══ Data in this exercise ══

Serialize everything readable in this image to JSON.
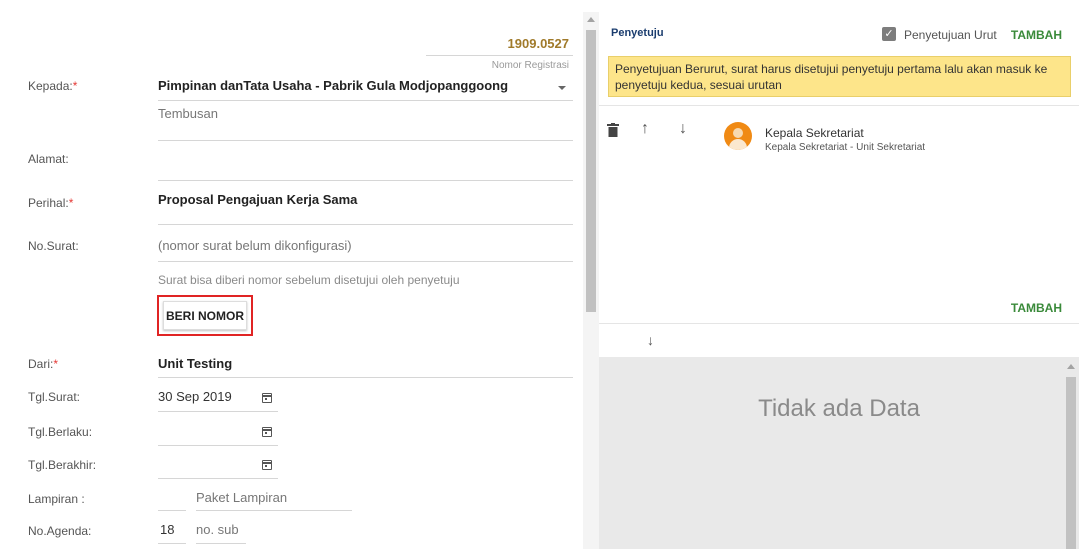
{
  "form": {
    "registration_number": "1909.0527",
    "registration_label": "Nomor Registrasi",
    "kepada": {
      "label": "Kepada:",
      "required_mark": "*",
      "value": "Pimpinan danTata Usaha - Pabrik Gula Modjopanggoong"
    },
    "tembusan": {
      "placeholder": "Tembusan"
    },
    "alamat": {
      "label": "Alamat:"
    },
    "perihal": {
      "label": "Perihal:",
      "required_mark": "*",
      "value": "Proposal Pengajuan Kerja Sama"
    },
    "no_surat": {
      "label": "No.Surat:",
      "value": "(nomor surat belum dikonfigurasi)",
      "hint": "Surat bisa diberi nomor sebelum disetujui oleh penyetuju"
    },
    "beri_nomor_button": "BERI NOMOR",
    "dari": {
      "label": "Dari:",
      "required_mark": "*",
      "value": "Unit Testing"
    },
    "tgl_surat": {
      "label": "Tgl.Surat:",
      "value": "30 Sep 2019"
    },
    "tgl_berlaku": {
      "label": "Tgl.Berlaku:",
      "value": ""
    },
    "tgl_berakhir": {
      "label": "Tgl.Berakhir:",
      "value": ""
    },
    "lampiran": {
      "label": "Lampiran :",
      "placeholder": "Paket Lampiran"
    },
    "no_agenda": {
      "label": "No.Agenda:",
      "value": "18",
      "sub_placeholder": "no. sub"
    }
  },
  "approvers": {
    "title": "Penyetuju",
    "sequential_label": "Penyetujuan Urut",
    "sequential_checked": true,
    "add_label": "TAMBAH",
    "info_text": "Penyetujuan Berurut, surat harus disetujui penyetuju pertama lalu akan masuk ke penyetuju kedua, sesuai urutan",
    "items": [
      {
        "name": "Kepala Sekretariat",
        "subtitle": "Kepala Sekretariat - Unit Sekretariat",
        "icon": "user-avatar"
      }
    ],
    "add_label_bottom": "TAMBAH",
    "empty_text": "Tidak ada Data"
  },
  "colors": {
    "registration": "#a07a2a",
    "required": "#e53935",
    "accent_green": "#3a8a3a",
    "info_bg": "#fde58a",
    "highlight_border": "#e02424",
    "title_blue": "#1a3c6e"
  }
}
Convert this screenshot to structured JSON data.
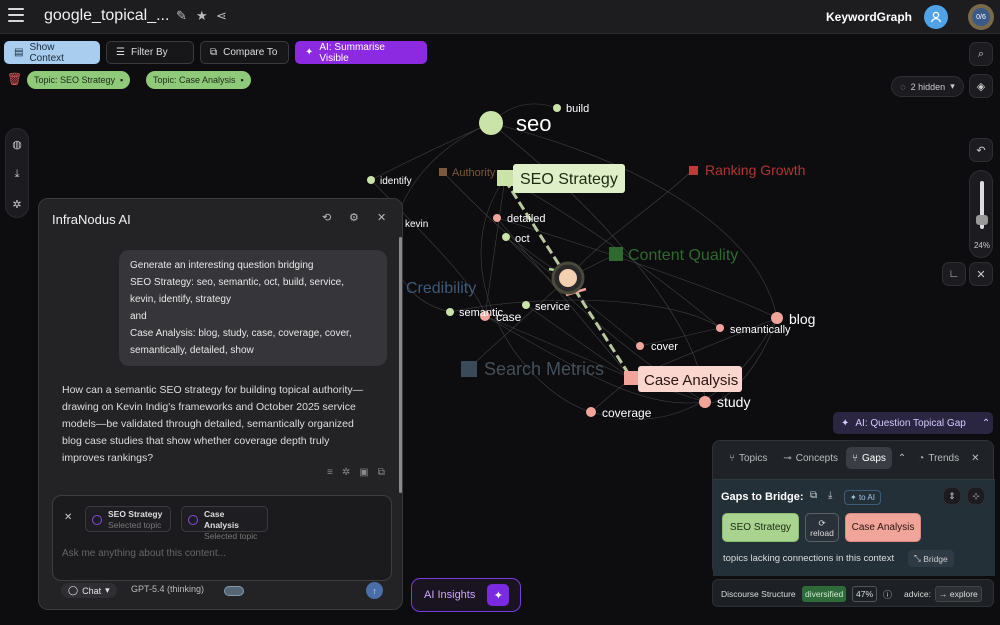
{
  "header": {
    "title": "google_topical_...",
    "brand": "KeywordGraph",
    "progress_label": "0/6"
  },
  "toolbar": {
    "show_context": "Show Context",
    "filter_by": "Filter By",
    "compare_to": "Compare To",
    "ai_summarise": "AI: Summarise Visible"
  },
  "filters": {
    "topic1": "Topic: SEO Strategy",
    "topic2": "Topic: Case Analysis"
  },
  "view": {
    "hidden_label": "2 hidden",
    "zoom": "24%"
  },
  "graph": {
    "nodes": {
      "seo": "seo",
      "build": "build",
      "identify": "identify",
      "authority": "Authority",
      "seo_strategy": "SEO Strategy",
      "ranking_growth": "Ranking Growth",
      "kevin": "kevin",
      "detailed": "detailed",
      "oct": "oct",
      "content_quality": "Content Quality",
      "credibility": "Credibility",
      "semantic": "semantic",
      "service": "service",
      "case": "case",
      "blog": "blog",
      "semantically": "semantically",
      "cover": "cover",
      "search_metrics": "Search Metrics",
      "case_analysis": "Case Analysis",
      "study": "study",
      "coverage": "coverage"
    }
  },
  "ai_panel": {
    "title": "InfraNodus AI",
    "user_message": [
      "Generate an interesting question bridging",
      "SEO Strategy: seo, semantic, oct, build, service,",
      "kevin, identify, strategy",
      "and",
      "Case Analysis: blog, study, case, coverage, cover,",
      "semantically, detailed, show"
    ],
    "assistant_message": [
      "How can a semantic SEO strategy for building topical authority—",
      "drawing on Kevin Indig's frameworks and October 2025 service",
      "models—be validated through detailed, semantically organized",
      "blog case studies that show whether coverage depth truly",
      "improves rankings?"
    ],
    "context_tags": [
      {
        "name": "SEO Strategy",
        "sub": "Selected topic"
      },
      {
        "name": "Case Analysis",
        "sub": "Selected topic"
      }
    ],
    "input_placeholder": "Ask me anything about this content...",
    "mode": "Chat",
    "model": "GPT-5.4 (thinking)"
  },
  "insights_button": "AI Insights",
  "question_gap": "AI: Question Topical Gap",
  "gaps_panel": {
    "tabs": [
      "Topics",
      "Concepts",
      "Gaps",
      "Trends"
    ],
    "title": "Gaps to Bridge:",
    "to_ai": "to AI",
    "gap_a": "SEO Strategy",
    "reload": "reload",
    "gap_b": "Case Analysis",
    "note": "topics lacking connections in this context",
    "bridge": "Bridge"
  },
  "discourse": {
    "label": "Discourse Structure",
    "status": "diversified",
    "percent": "47%",
    "advice_label": "advice:",
    "advice": "explore"
  },
  "colors": {
    "accent_purple": "#8b2ae0",
    "green_topic": "#a9d48f",
    "red_topic": "#f1a59a",
    "select_blue": "#a9cdef"
  }
}
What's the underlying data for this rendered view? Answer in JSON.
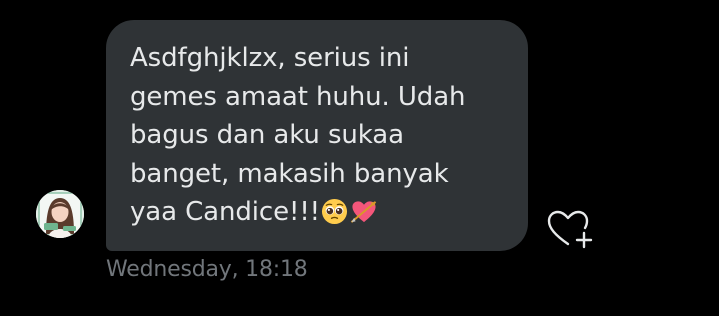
{
  "message": {
    "text": "Asdfghjklzx, serius ini\ngemes amaat huhu. Udah\nbagus dan aku sukaa\nbanget, makasih banyak\nyaa Candice!!!",
    "emojis": [
      "pleading-face",
      "heart-with-arrow"
    ],
    "timestamp": "Wednesday, 18:18"
  },
  "reaction": {
    "icon": "heart-plus-icon"
  },
  "colors": {
    "background": "#000000",
    "bubble": "#2f3336",
    "text": "#e7e9ea",
    "timestamp": "#71767b",
    "icon": "#e7e9ea"
  }
}
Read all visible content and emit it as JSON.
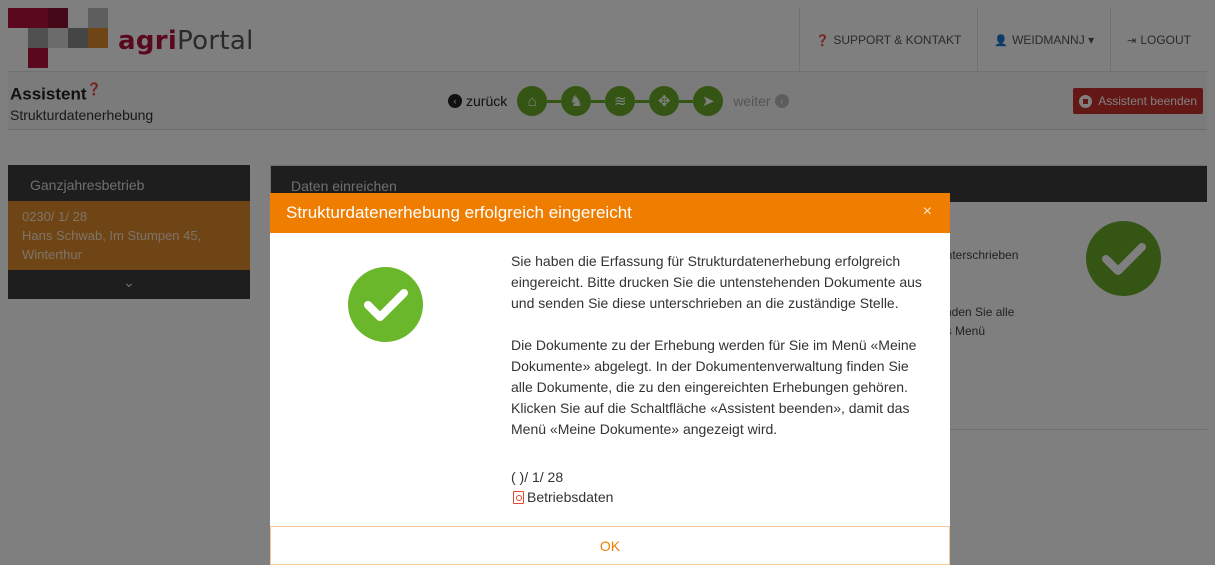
{
  "app": {
    "brand_agri": "agri",
    "brand_portal": "Portal",
    "brand_colors": [
      "#b3113a",
      "#d4d4d4",
      "#e08a2a",
      "#8a8a8a"
    ]
  },
  "topnav": {
    "support": {
      "icon": "question-circle-icon",
      "label": "SUPPORT & KONTAKT"
    },
    "user": {
      "icon": "user-icon",
      "label": "WEIDMANNJ",
      "caret": "▾"
    },
    "logout": {
      "icon": "sign-out-icon",
      "label": "LOGOUT"
    }
  },
  "wizard": {
    "title": "Assistent",
    "subtitle": "Strukturdatenerhebung",
    "back_label": "zurück",
    "next_label": "weiter",
    "end_label": "Assistent beenden",
    "steps": [
      {
        "icon": "home-icon",
        "glyph": "⌂"
      },
      {
        "icon": "cow-icon",
        "glyph": "♞"
      },
      {
        "icon": "layers-icon",
        "glyph": "≋"
      },
      {
        "icon": "crosshair-icon",
        "glyph": "✥"
      },
      {
        "icon": "send-icon",
        "glyph": "➤"
      }
    ]
  },
  "sidebar": {
    "header": "Ganzjahresbetrieb",
    "farm_id": "0230/ 1/ 28",
    "farm_address": "Hans Schwab, Im Stumpen 45, Winterthur",
    "toggle": "⌄"
  },
  "main": {
    "header": "Daten einreichen",
    "bg_line1": "unterschrieben",
    "bg_line2": "finden Sie alle",
    "bg_line3": "as Menü"
  },
  "modal": {
    "title": "Strukturdatenerhebung erfolgreich eingereicht",
    "close": "×",
    "paragraph1": "Sie haben die Erfassung für Strukturdatenerhebung erfolgreich eingereicht. Bitte drucken Sie die untenstehenden Dokumente aus und senden Sie diese unterschrieben an die zuständige Stelle.",
    "paragraph2": "Die Dokumente zu der Erhebung werden für Sie im Menü «Meine Dokumente» abgelegt. In der Dokumentenverwaltung finden Sie alle Dokumente, die zu den eingereichten Erhebungen gehören. Klicken Sie auf die Schaltfläche «Assistent beenden», damit das Menü «Meine Dokumente» angezeigt wird.",
    "doc_id": "(   )/ 1/ 28",
    "doc_link": "Betriebsdaten",
    "ok_label": "OK",
    "accent_color": "#ef7d00"
  }
}
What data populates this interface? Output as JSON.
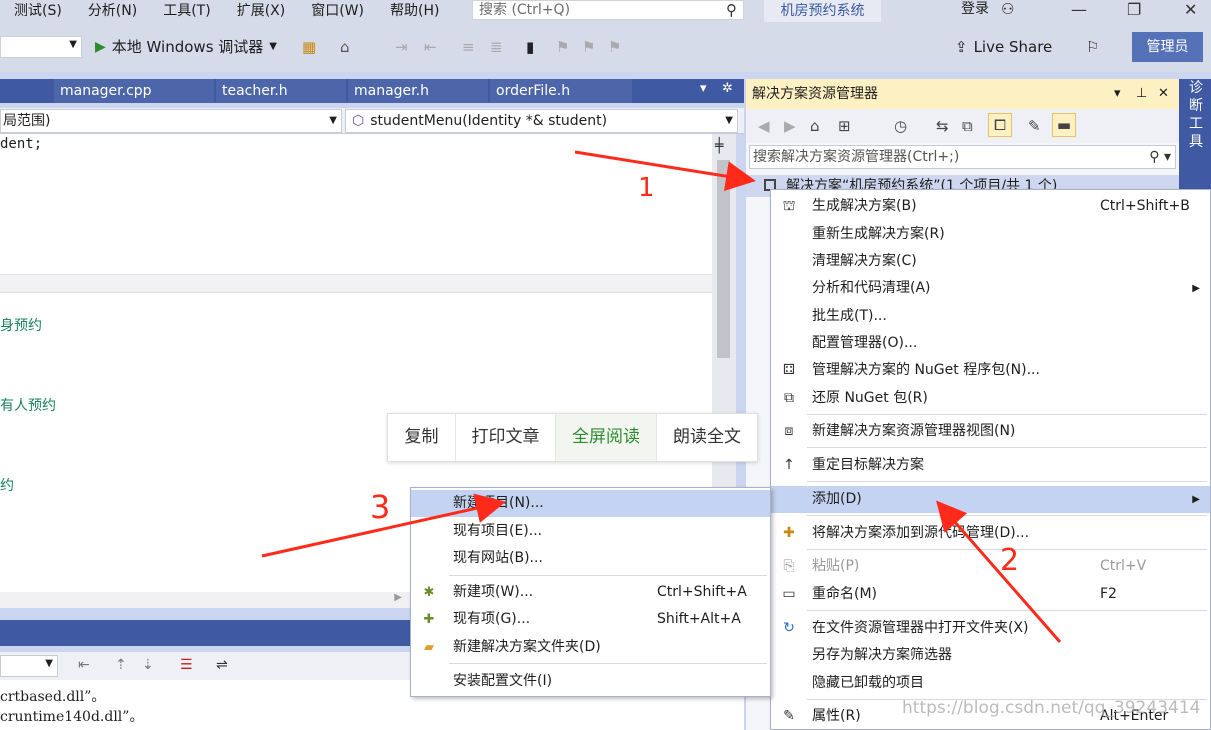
{
  "menubar": {
    "items": [
      "测试(S)",
      "分析(N)",
      "工具(T)",
      "扩展(X)",
      "窗口(W)",
      "帮助(H)"
    ],
    "search_placeholder": "搜索 (Ctrl+Q)",
    "app_title": "机房预约系统",
    "login_label": "登录"
  },
  "toolbar": {
    "run_label": "本地 Windows 调试器",
    "live_share_label": "Live Share",
    "admin_label": "管理员"
  },
  "editor": {
    "tabs": [
      "manager.cpp",
      "teacher.h",
      "manager.h",
      "orderFile.h"
    ],
    "scope_combo": "局范围)",
    "member_combo": "studentMenu(Identity *& student)",
    "code_lines": [
      "dent;",
      "身预约",
      "有人预约",
      "约"
    ]
  },
  "output": {
    "lines": [
      "crtbased.dll”。",
      "cruntime140d.dll”。"
    ]
  },
  "solution_explorer": {
    "title": "解决方案资源管理器",
    "search_placeholder": "搜索解决方案资源管理器(Ctrl+;)",
    "root_label": "解决方案“机房预约系统”(1 个项目/共 1 个)",
    "side_tab": "诊断工具"
  },
  "context_menu": {
    "items": [
      {
        "label": "生成解决方案(B)",
        "shortcut": "Ctrl+Shift+B",
        "icon": "build-icon"
      },
      {
        "label": "重新生成解决方案(R)",
        "shortcut": "",
        "icon": ""
      },
      {
        "label": "清理解决方案(C)",
        "shortcut": "",
        "icon": ""
      },
      {
        "label": "分析和代码清理(A)",
        "shortcut": "",
        "icon": ""
      },
      {
        "label": "批生成(T)...",
        "shortcut": "",
        "icon": ""
      },
      {
        "label": "配置管理器(O)...",
        "shortcut": "",
        "icon": ""
      },
      {
        "label": "管理解决方案的 NuGet 程序包(N)...",
        "shortcut": "",
        "icon": "nuget-icon"
      },
      {
        "label": "还原 NuGet 包(R)",
        "shortcut": "",
        "icon": "restore-icon"
      },
      {
        "label": "新建解决方案资源管理器视图(N)",
        "shortcut": "",
        "icon": "new-view-icon"
      },
      {
        "label": "重定目标解决方案",
        "shortcut": "",
        "icon": "retarget-icon"
      },
      {
        "label": "添加(D)",
        "shortcut": "",
        "icon": ""
      },
      {
        "label": "将解决方案添加到源代码管理(D)...",
        "shortcut": "",
        "icon": "source-control-icon"
      },
      {
        "label": "粘贴(P)",
        "shortcut": "Ctrl+V",
        "icon": "paste-icon"
      },
      {
        "label": "重命名(M)",
        "shortcut": "F2",
        "icon": "rename-icon"
      },
      {
        "label": "在文件资源管理器中打开文件夹(X)",
        "shortcut": "",
        "icon": "open-folder-icon"
      },
      {
        "label": "另存为解决方案筛选器",
        "shortcut": "",
        "icon": ""
      },
      {
        "label": "隐藏已卸载的项目",
        "shortcut": "",
        "icon": ""
      },
      {
        "label": "属性(R)",
        "shortcut": "Alt+Enter",
        "icon": "wrench-icon"
      }
    ]
  },
  "add_submenu": {
    "items": [
      {
        "label": "新建项目(N)...",
        "shortcut": ""
      },
      {
        "label": "现有项目(E)...",
        "shortcut": ""
      },
      {
        "label": "现有网站(B)...",
        "shortcut": ""
      },
      {
        "label": "新建项(W)...",
        "shortcut": "Ctrl+Shift+A"
      },
      {
        "label": "现有项(G)...",
        "shortcut": "Shift+Alt+A"
      },
      {
        "label": "新建解决方案文件夹(D)",
        "shortcut": ""
      },
      {
        "label": "安装配置文件(I)",
        "shortcut": ""
      }
    ]
  },
  "float_toolbar": {
    "copy": "复制",
    "print": "打印文章",
    "fullscreen": "全屏阅读",
    "read_aloud": "朗读全文"
  },
  "annotations": {
    "step1": "1",
    "step2": "2",
    "step3": "3",
    "arrow_color": "#ff2a1a"
  },
  "watermark": "https://blog.csdn.net/qq_39243414"
}
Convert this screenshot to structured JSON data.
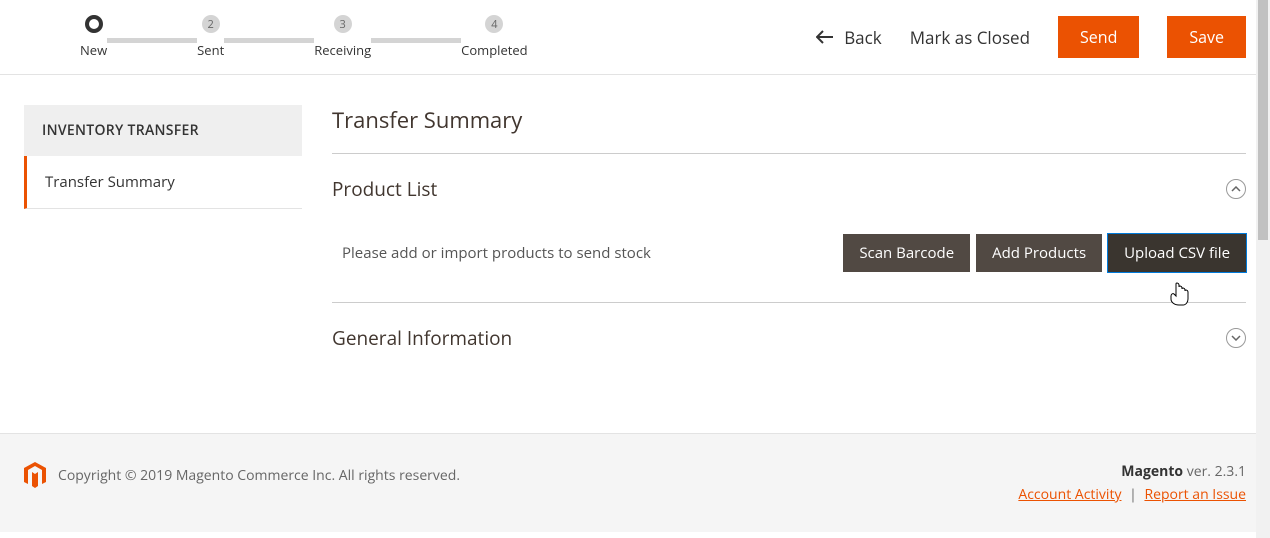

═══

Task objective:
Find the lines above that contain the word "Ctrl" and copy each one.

Result of this task:
    "search_placeholder": "搜索 (Ctrl+Q)",
    "search_placeholder": "搜索解决方案资源管理器(Ctrl+;)",
        "shortcut": "Ctrl+Shift+B",
        "shortcut": "Ctrl+V",
        "shortcut": "Ctrl+Shift+A"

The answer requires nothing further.